What the bloody hell am I talking about, right? I can hear the question all the way from where I am--which is undisclosed, but since we took the same old vehicle my people use for deep scouting, I have a mobile transmitter with me--and that's pretty far from home. We're currently riding out the storm of undead around our truck, a mob at least a hundred strong who took us a little off guard last night. We're far from patrol routes, but we're deep in UAS territory. took us two days to get here, another to set up our surprise, and then as we wait for a response this morning a swarm manages to get close to us without warning.
It's me, Jess, Kincaid, a couple named Alex and Greg who work for Kincaid, and Becky. I think Becky is the one they're missing the most, but she's also the person who makes our most dangerous things. She wasn't going to let us get away with hundreds of pounds of explosives without her along. I'll happily testify to that at the trial.
Why did we do this? What was the risk for? If you've been paying attention you probably already know. We think Patrick is alive, or at least that the body we found wasn't his. I tried to keep it low-key, but I put feelers out to everyone I could, asking for any of the refugees from the UAS forces if they'd seen anything within a set of criteria; big blonde guy with one hand, had they heard anything about a vital capture mission, lots of things like that. All I got back was one weak hit, but it was enough to make me believe in miracles.
We're pretty sure Pat is being held. So like any good friend, I planted bombs around an important and somewhat vulnerable enemy facility. Was it easy? No. Not at all. It took all of us working in the dead of night, and even then we had to settle for placing the explosives in such a way that they'd cause a catastrophic rock slide rather than destroy the place directly. The security was pretty good.

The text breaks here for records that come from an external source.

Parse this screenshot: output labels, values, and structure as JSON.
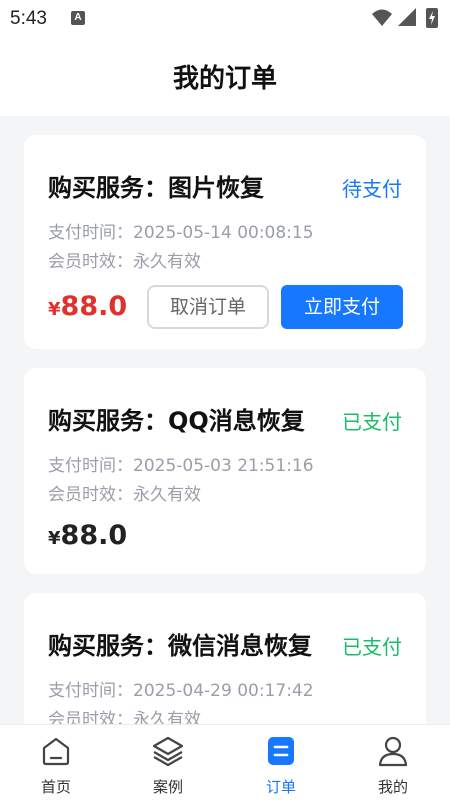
{
  "status_bar": {
    "time": "5:43",
    "notification_badge": "A"
  },
  "header": {
    "title": "我的订单"
  },
  "orders": [
    {
      "title": "购买服务：图片恢复",
      "status": "待支付",
      "pay_time_label": "支付时间：",
      "pay_time": "2025-05-14 00:08:15",
      "validity_label": "会员时效：",
      "validity": "永久有效",
      "currency": "¥",
      "price": "88.0",
      "cancel_label": "取消订单",
      "pay_label": "立即支付"
    },
    {
      "title": "购买服务：QQ消息恢复",
      "status": "已支付",
      "pay_time_label": "支付时间：",
      "pay_time": "2025-05-03 21:51:16",
      "validity_label": "会员时效：",
      "validity": "永久有效",
      "currency": "¥",
      "price": "88.0"
    },
    {
      "title": "购买服务：微信消息恢复",
      "status": "已支付",
      "pay_time_label": "支付时间：",
      "pay_time": "2025-04-29 00:17:42",
      "validity_label": "会员时效：",
      "validity": "永久有效"
    }
  ],
  "tabbar": {
    "items": [
      {
        "label": "首页",
        "icon": "home-icon"
      },
      {
        "label": "案例",
        "icon": "layers-icon"
      },
      {
        "label": "订单",
        "icon": "order-icon",
        "active": true
      },
      {
        "label": "我的",
        "icon": "user-icon"
      }
    ]
  },
  "colors": {
    "accent": "#1677ff",
    "paid": "#1bbd6a",
    "price_unpaid": "#e0312b"
  }
}
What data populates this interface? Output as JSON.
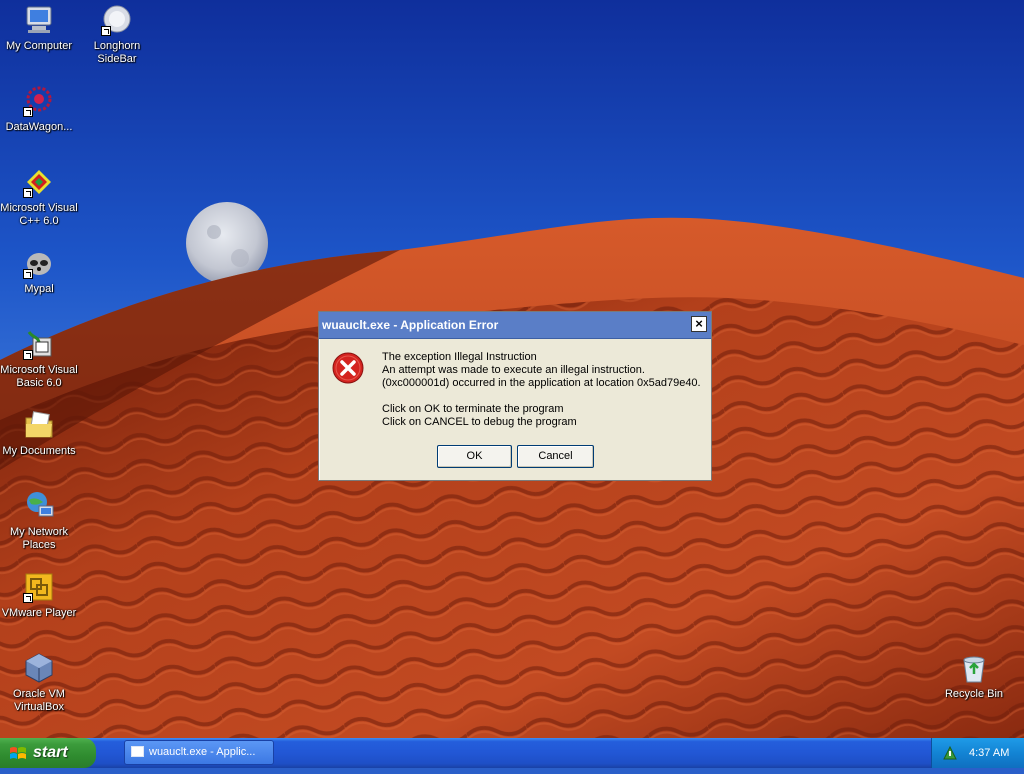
{
  "desktop": {
    "icons": [
      {
        "label": "My Computer",
        "icon": "my-computer-icon"
      },
      {
        "label": "Longhorn SideBar",
        "icon": "longhorn-sidebar-icon"
      },
      {
        "label": "DataWagon...",
        "icon": "datawagon-icon"
      },
      {
        "label": "Microsoft Visual C++ 6.0",
        "icon": "visual-cpp-icon"
      },
      {
        "label": "Mypal",
        "icon": "mypal-icon"
      },
      {
        "label": "Microsoft Visual Basic 6.0",
        "icon": "visual-basic-icon"
      },
      {
        "label": "My Documents",
        "icon": "my-documents-icon"
      },
      {
        "label": "My Network Places",
        "icon": "network-places-icon"
      },
      {
        "label": "VMware Player",
        "icon": "vmware-player-icon"
      },
      {
        "label": "Oracle VM VirtualBox",
        "icon": "virtualbox-icon"
      },
      {
        "label": "Recycle Bin",
        "icon": "recycle-bin-icon"
      }
    ]
  },
  "dialog": {
    "title": "wuauclt.exe - Application Error",
    "close_label": "×",
    "message_lines": [
      "The exception Illegal Instruction",
      "An attempt was made to execute an illegal instruction.",
      " (0xc000001d) occurred in the application at location 0x5ad79e40.",
      "",
      "Click on OK to terminate the program",
      "Click on CANCEL to debug the program"
    ],
    "ok_label": "OK",
    "cancel_label": "Cancel"
  },
  "taskbar": {
    "start_label": "start",
    "task_label": "wuauclt.exe - Applic...",
    "clock": "4:37 AM"
  },
  "colors": {
    "sky": "#1b47b8",
    "dune": "#b8381a",
    "taskbar": "#245edc",
    "start": "#3c9c3c",
    "dialog_title": "#5a7ec7",
    "error": "#d4231f"
  }
}
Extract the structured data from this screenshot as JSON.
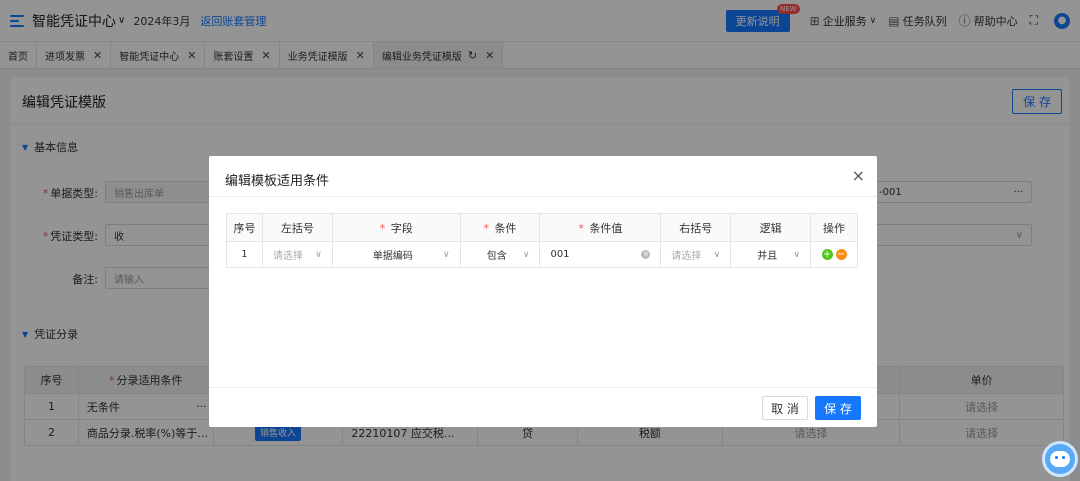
{
  "header": {
    "title": "智能凭证中心",
    "title_caret": "∨",
    "period": "2024年3月",
    "back_link": "返回账套管理",
    "update_button": "更新说明",
    "new_badge": "NEW",
    "enterprise_services": "企业服务",
    "enterprise_caret": "∨",
    "task_queue": "任务队列",
    "help_center": "帮助中心"
  },
  "tabs": [
    {
      "label": "首页"
    },
    {
      "label": "进项发票"
    },
    {
      "label": "智能凭证中心"
    },
    {
      "label": "账套设置"
    },
    {
      "label": "业务凭证模版"
    },
    {
      "label": "编辑业务凭证模版"
    }
  ],
  "page": {
    "title": "编辑凭证模版",
    "save_button": "保 存",
    "basic_info_section": "基本信息",
    "doc_type_label": "单据类型:",
    "doc_type_value": "销售出库单",
    "voucher_type_label": "凭证类型:",
    "voucher_type_value": "收",
    "remark_label": "备注:",
    "remark_placeholder": "请输入",
    "right_field_value": "-001",
    "right_field_more": "···",
    "entries_section": "凭证分录",
    "entries_headers": {
      "index": "序号",
      "condition": "分录适用条件",
      "unit_price": "单价"
    },
    "entries_rows": [
      {
        "index": "1",
        "condition": "无条件",
        "more": "···",
        "unit_price": "请选择"
      },
      {
        "index": "2",
        "condition": "商品分录.税率(%)等于...",
        "tag": "销售收入",
        "account": "22210107 应交税...",
        "direction": "贷",
        "amount": "税额",
        "mid_select": "请选择",
        "unit_price": "请选择"
      }
    ]
  },
  "modal": {
    "title": "编辑模板适用条件",
    "close": "×",
    "headers": {
      "index": "序号",
      "left_paren": "左括号",
      "field": "字段",
      "condition": "条件",
      "condition_value": "条件值",
      "right_paren": "右括号",
      "logic": "逻辑",
      "action": "操作"
    },
    "rows": [
      {
        "index": "1",
        "left_paren": "请选择",
        "field": "单据编码",
        "condition": "包含",
        "condition_value": "001",
        "right_paren": "请选择",
        "logic": "并且"
      }
    ],
    "cancel_button": "取 消",
    "save_button": "保 存"
  },
  "icons": {
    "add": "+",
    "remove": "−",
    "clear": "×",
    "chevron": "∨"
  },
  "colors": {
    "primary": "#1677ff",
    "add": "#52c41a",
    "remove": "#fa8c16",
    "required": "#ff4d4f"
  }
}
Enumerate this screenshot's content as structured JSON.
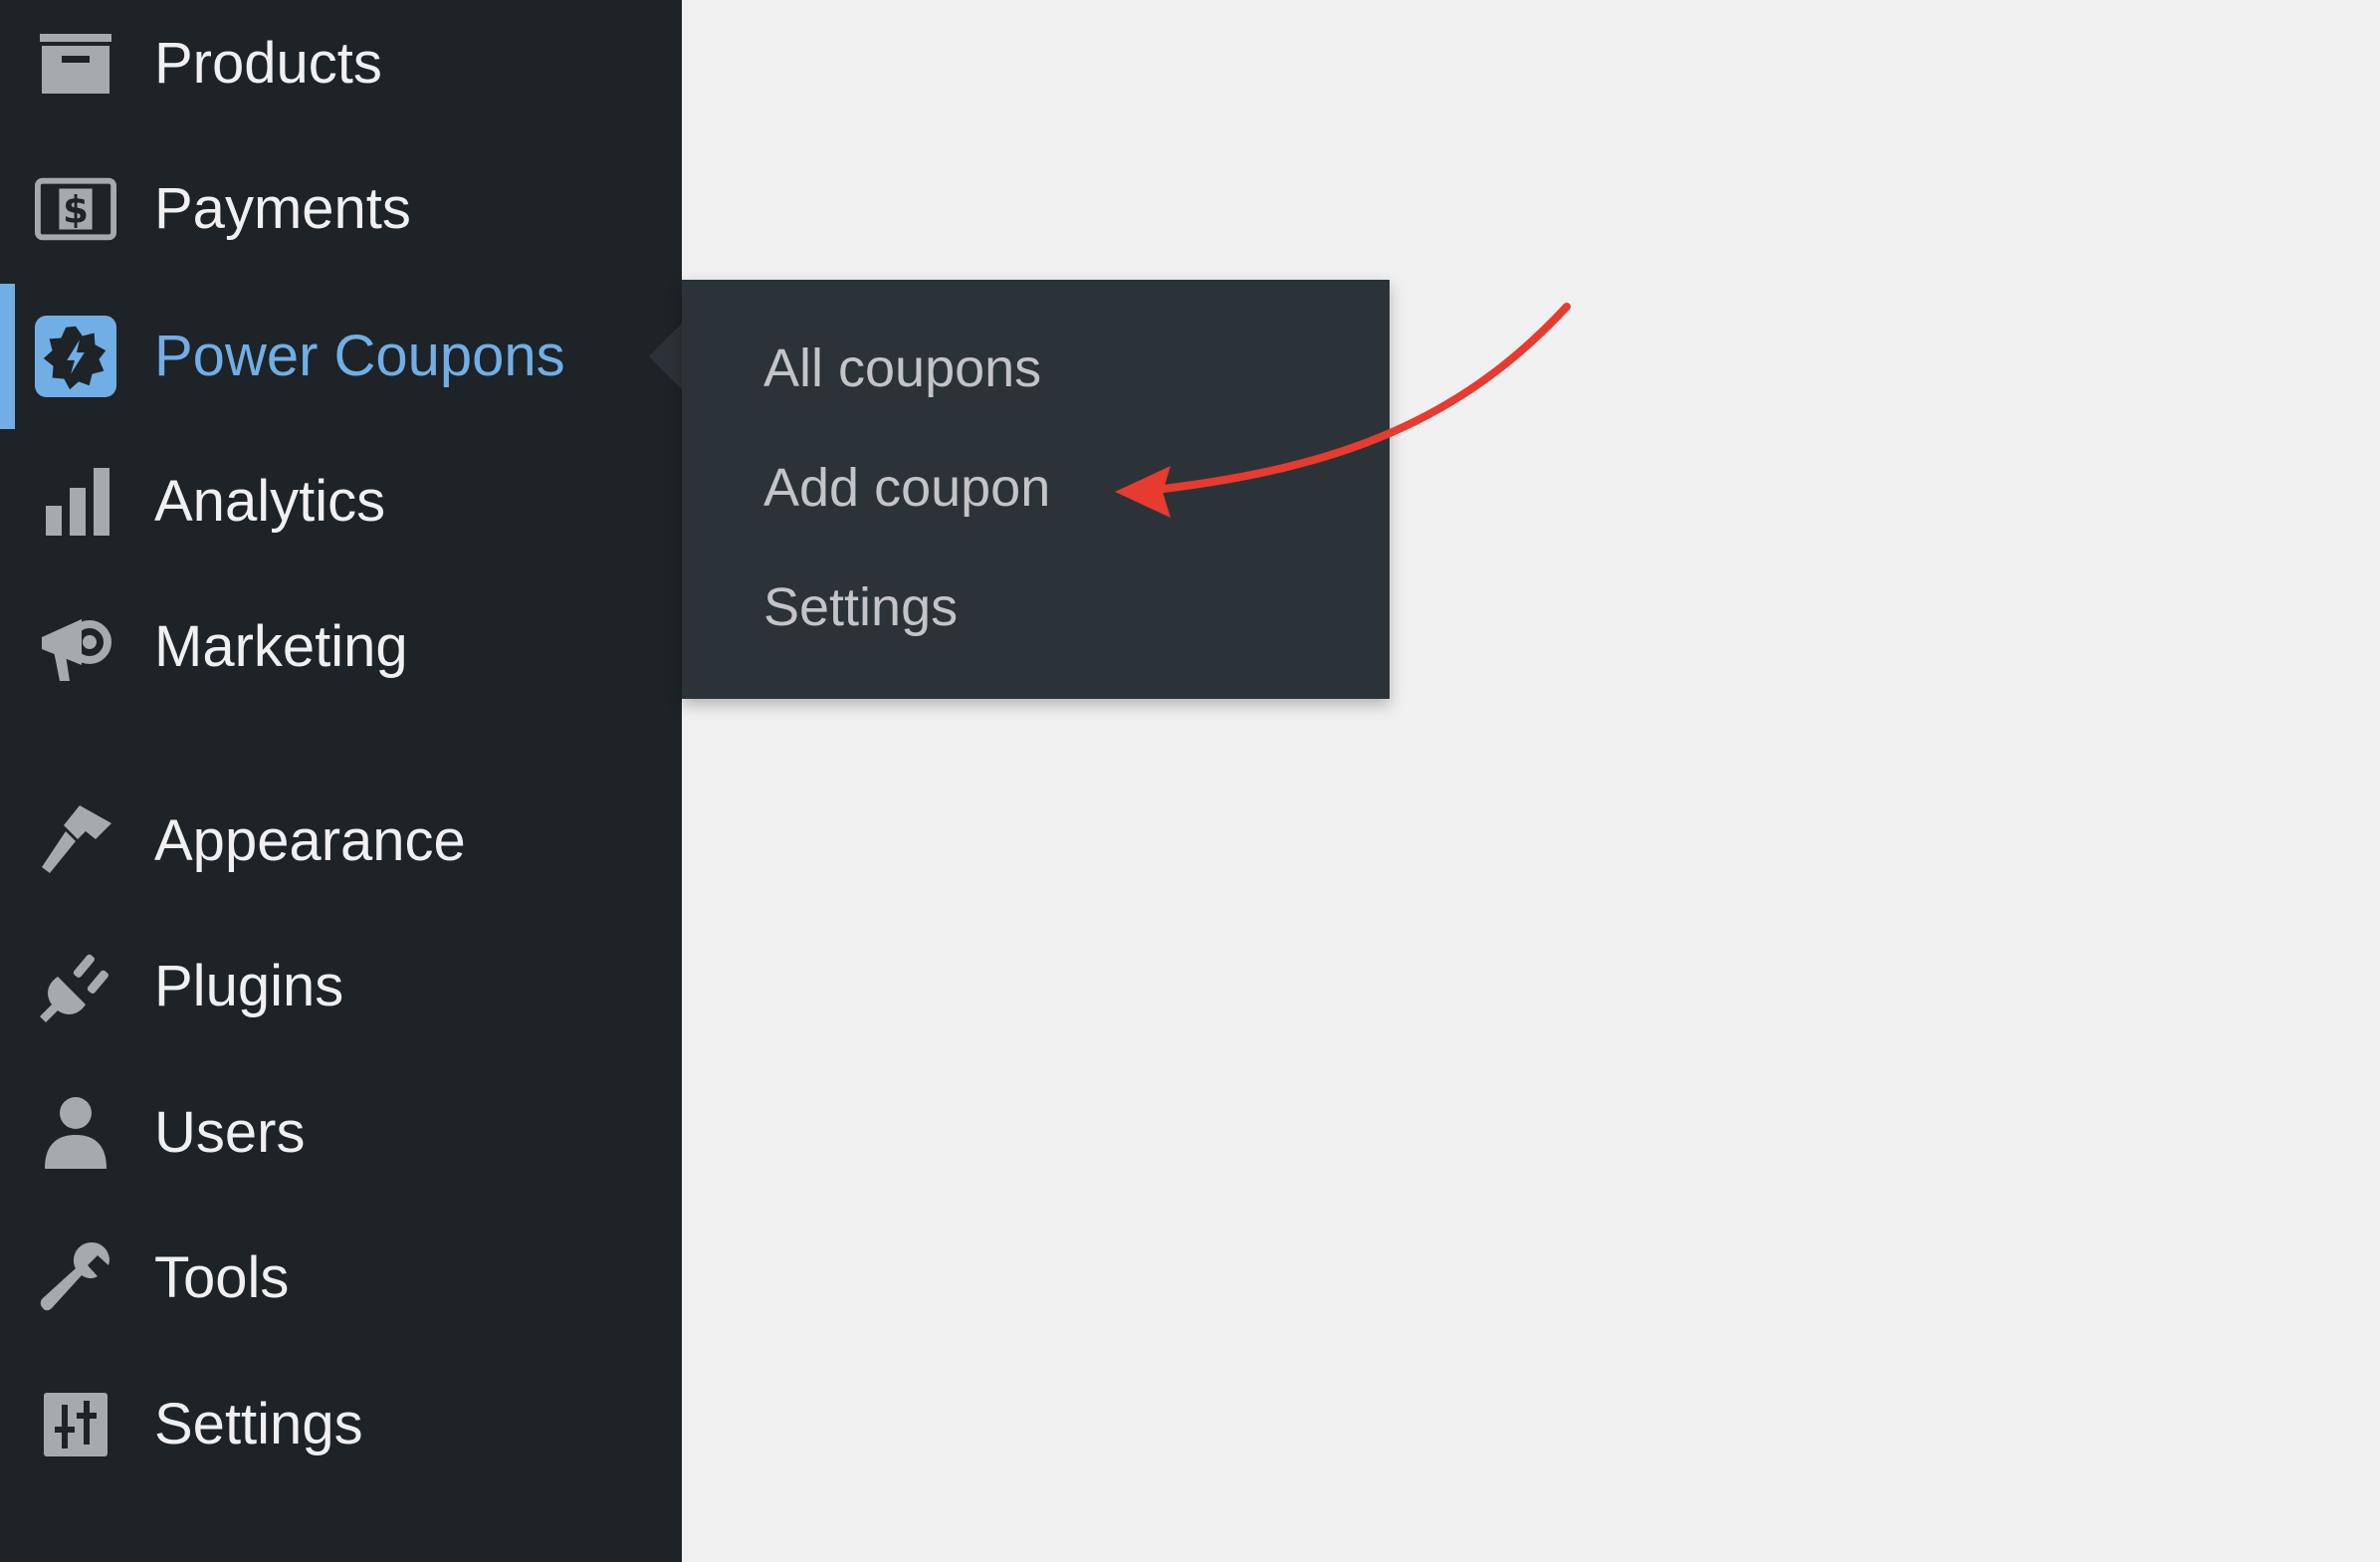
{
  "sidebar": {
    "items": [
      {
        "label": "Products",
        "icon": "archive-icon"
      },
      {
        "label": "Payments",
        "icon": "dollar-icon"
      },
      {
        "label": "Power Coupons",
        "icon": "coupon-badge-icon",
        "active": true
      },
      {
        "label": "Analytics",
        "icon": "bar-chart-icon"
      },
      {
        "label": "Marketing",
        "icon": "megaphone-icon"
      },
      {
        "label": "Appearance",
        "icon": "paintbrush-icon"
      },
      {
        "label": "Plugins",
        "icon": "plug-icon"
      },
      {
        "label": "Users",
        "icon": "user-icon"
      },
      {
        "label": "Tools",
        "icon": "wrench-icon"
      },
      {
        "label": "Settings",
        "icon": "sliders-icon"
      }
    ]
  },
  "flyout": {
    "items": [
      {
        "label": "All coupons"
      },
      {
        "label": "Add coupon"
      },
      {
        "label": "Settings"
      }
    ]
  },
  "colors": {
    "sidebar_bg": "#1d2327",
    "flyout_bg": "#2c3338",
    "content_bg": "#f0f0f1",
    "menu_text": "#f0f0f1",
    "submenu_text": "#c3c4c7",
    "icon": "#a7aaad",
    "active_accent": "#72aee6",
    "annotation_arrow": "#e63b2e"
  }
}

We gave them our rules: no one leaves the place, and if they do we hit the switch. No one attempts to move toward us except for a designated person waving a parley flag to let us know not to shoot him in the face. The deal is that we get Patrick back in exchange for not raining down a few hundred tons of boulders on the people inside. Which, given the fact that the place seems to be an armory, would probably not be so good for them.
Now we wait. I suppose it's possible they could just figure out where we are and shell us or bring an army against us, but that would mean the loss of the armory. At the first sign of trouble, we push the button. Not that I expect them to be able to find us, of course.
That's the deal: you give us one man back, my best friend, and a hundred people get to live in return. The clock is ticking, because if these zombies start to break through, I'll make sure to detonate before I die. Time's a-wasting.